After chronologically going through his major pieces; jumping forward to the wrestler and stoker, I (as I’m sure many others did too) started to worry that Clint’s finest work, The Fountain wasn’t going to be represented.  We were elated to learn that he’d saved the best for last, playing the theme from The Fountain and then dedicating the last song to his parents.  That song, of course, was my favorite song of his (and one of my favorite songs in general); Death is the Road to Awe.   The best thing about Death is the Road to Awe is that the actual usage of the music in the film is perhaps the best pairing of visuals to audio I’ve ever seen/heard.  In the climactic part of the song the three timelines in the film converge and two of the characters reach their final destinations in visually stunning fashion.  Like the film, the soundtrack is left to interpretation. I wish there was an HD cut of this scene on youtube, but the best they have is 240 here.  I almost want to tell you NOT to click on that link, as the low res audio and video mean you’ll have a much less “complete” experience than I had in the theater (or listening to the soundtrack alone in high quality with my eyes closed).
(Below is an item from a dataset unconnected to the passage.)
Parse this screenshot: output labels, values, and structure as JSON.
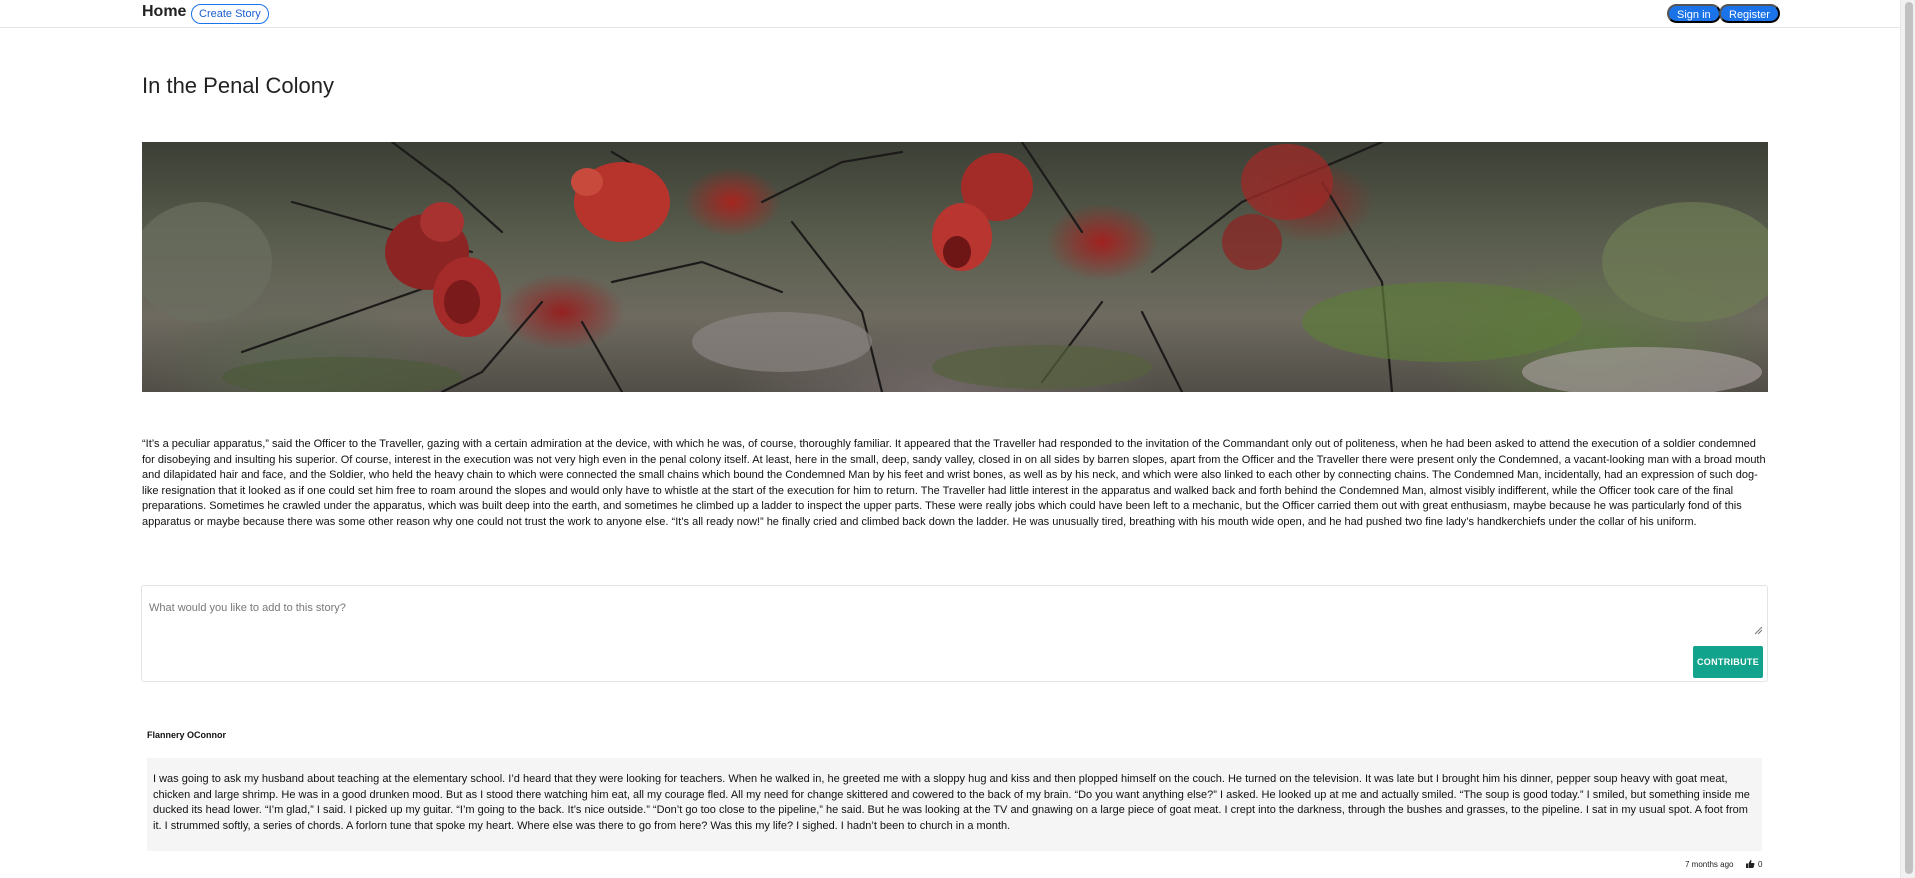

Unfortunately the critic in me has to complain that the sound was a bit muddled when it came to the bombastic finish of the louder songs from the Fountain.  The drums were too loud in the mix and the harp/bells/whatever were barely audible.  The best use of the Sonos Quartet live was Lux Aeterna, without a doubt, as the song (and the rest of the Requiem soundtrack) relies heavily on shrill strings.

On Sunday we went to a baby shower up off of the 14 freeway.  On the way back I remembered that Vasquez rocks wasn’t too far, so we plugged it into Sam’s GPS and were there in a few minutes.  Even in jeans I was able to convince her to climb up the smaller rock.